--- EXERCISE AIM ---
In the entries below, work out how many lines include "toString", and write only that number.

Stored entries:
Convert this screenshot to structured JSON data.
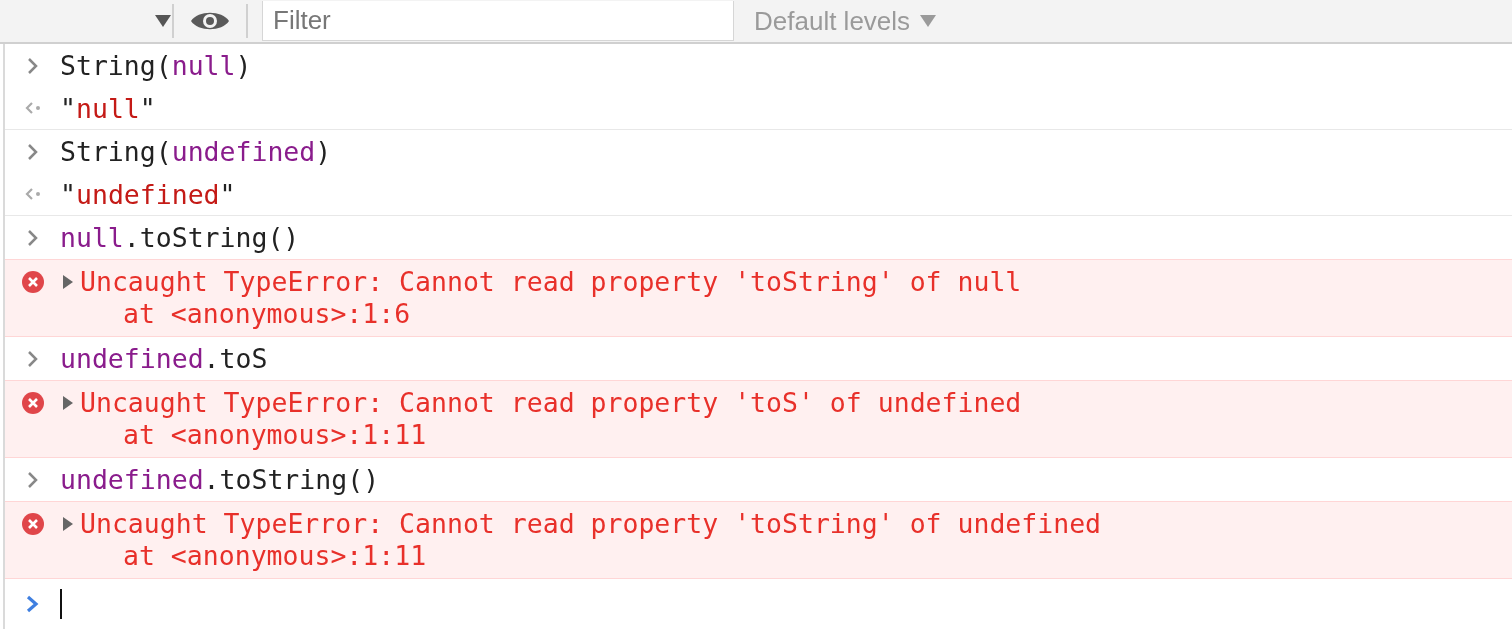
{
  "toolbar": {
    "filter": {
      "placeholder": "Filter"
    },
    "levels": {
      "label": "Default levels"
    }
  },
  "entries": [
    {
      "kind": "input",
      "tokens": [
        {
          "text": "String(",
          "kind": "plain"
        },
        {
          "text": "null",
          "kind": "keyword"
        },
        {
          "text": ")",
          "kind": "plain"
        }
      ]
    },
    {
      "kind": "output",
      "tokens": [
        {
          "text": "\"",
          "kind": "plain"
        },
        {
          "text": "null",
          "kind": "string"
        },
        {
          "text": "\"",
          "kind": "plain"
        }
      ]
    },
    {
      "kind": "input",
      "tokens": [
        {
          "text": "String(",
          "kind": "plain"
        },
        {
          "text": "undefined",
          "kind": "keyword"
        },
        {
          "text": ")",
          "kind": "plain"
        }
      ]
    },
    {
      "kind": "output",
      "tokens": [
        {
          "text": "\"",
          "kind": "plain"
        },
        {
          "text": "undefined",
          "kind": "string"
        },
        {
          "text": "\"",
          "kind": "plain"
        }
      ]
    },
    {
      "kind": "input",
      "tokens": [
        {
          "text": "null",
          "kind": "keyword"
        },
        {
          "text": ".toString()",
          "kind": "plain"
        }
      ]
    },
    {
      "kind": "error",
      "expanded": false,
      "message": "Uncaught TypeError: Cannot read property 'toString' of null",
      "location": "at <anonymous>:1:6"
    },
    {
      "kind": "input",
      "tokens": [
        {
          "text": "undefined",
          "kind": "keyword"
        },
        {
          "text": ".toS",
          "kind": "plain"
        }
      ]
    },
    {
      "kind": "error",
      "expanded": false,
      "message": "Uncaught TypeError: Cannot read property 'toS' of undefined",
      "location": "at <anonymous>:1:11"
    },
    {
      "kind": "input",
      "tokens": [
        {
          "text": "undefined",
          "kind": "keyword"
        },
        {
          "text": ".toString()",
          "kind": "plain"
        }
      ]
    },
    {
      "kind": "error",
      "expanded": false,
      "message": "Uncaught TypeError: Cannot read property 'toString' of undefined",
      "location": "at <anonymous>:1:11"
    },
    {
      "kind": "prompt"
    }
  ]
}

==

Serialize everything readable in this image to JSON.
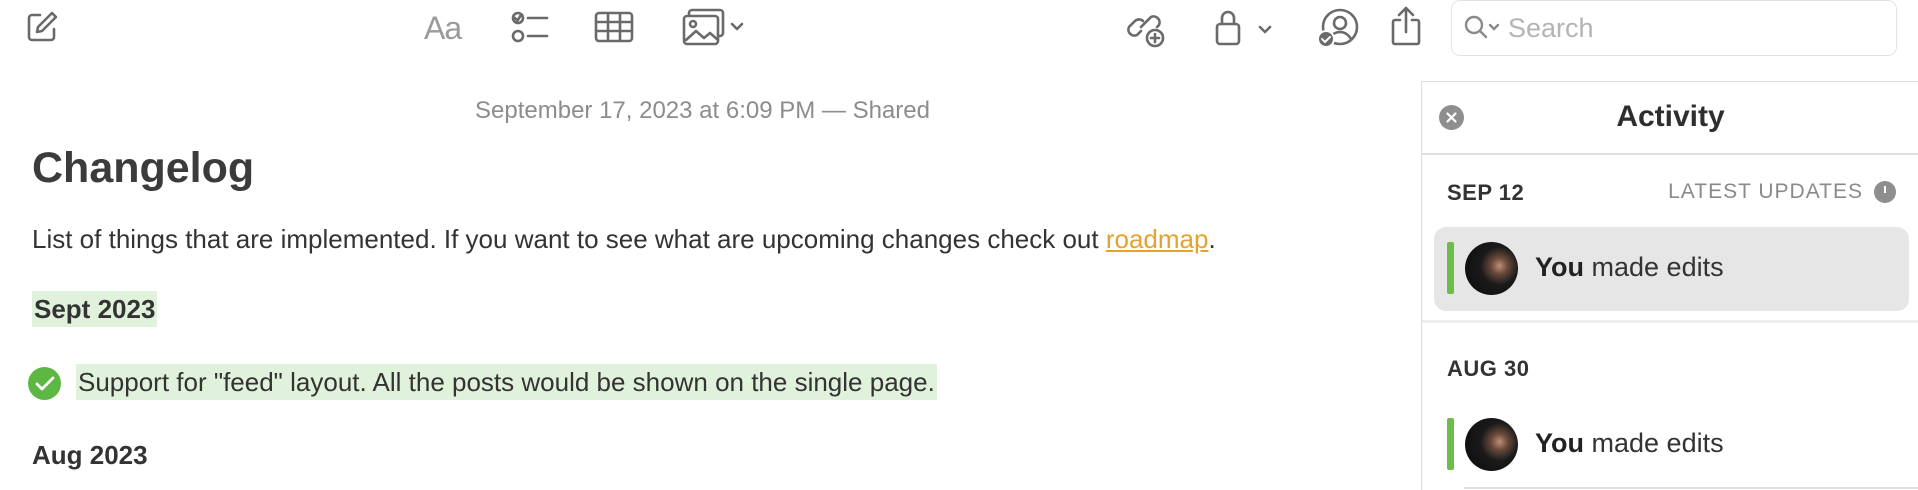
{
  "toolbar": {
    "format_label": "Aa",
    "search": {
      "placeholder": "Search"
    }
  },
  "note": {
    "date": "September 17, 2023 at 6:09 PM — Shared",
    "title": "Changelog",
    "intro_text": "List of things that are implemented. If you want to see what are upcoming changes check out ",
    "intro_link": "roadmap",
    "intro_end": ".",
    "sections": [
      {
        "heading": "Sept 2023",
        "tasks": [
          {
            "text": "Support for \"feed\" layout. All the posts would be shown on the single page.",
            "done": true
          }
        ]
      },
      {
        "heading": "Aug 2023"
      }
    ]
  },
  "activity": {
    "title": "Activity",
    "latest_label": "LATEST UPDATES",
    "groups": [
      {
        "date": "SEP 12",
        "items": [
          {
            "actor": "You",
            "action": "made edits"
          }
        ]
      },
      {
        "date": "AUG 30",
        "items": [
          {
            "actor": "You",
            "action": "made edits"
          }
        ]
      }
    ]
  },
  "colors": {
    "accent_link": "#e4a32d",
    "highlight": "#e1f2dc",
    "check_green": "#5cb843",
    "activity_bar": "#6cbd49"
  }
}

--- FINISHED EXERCISE ---
4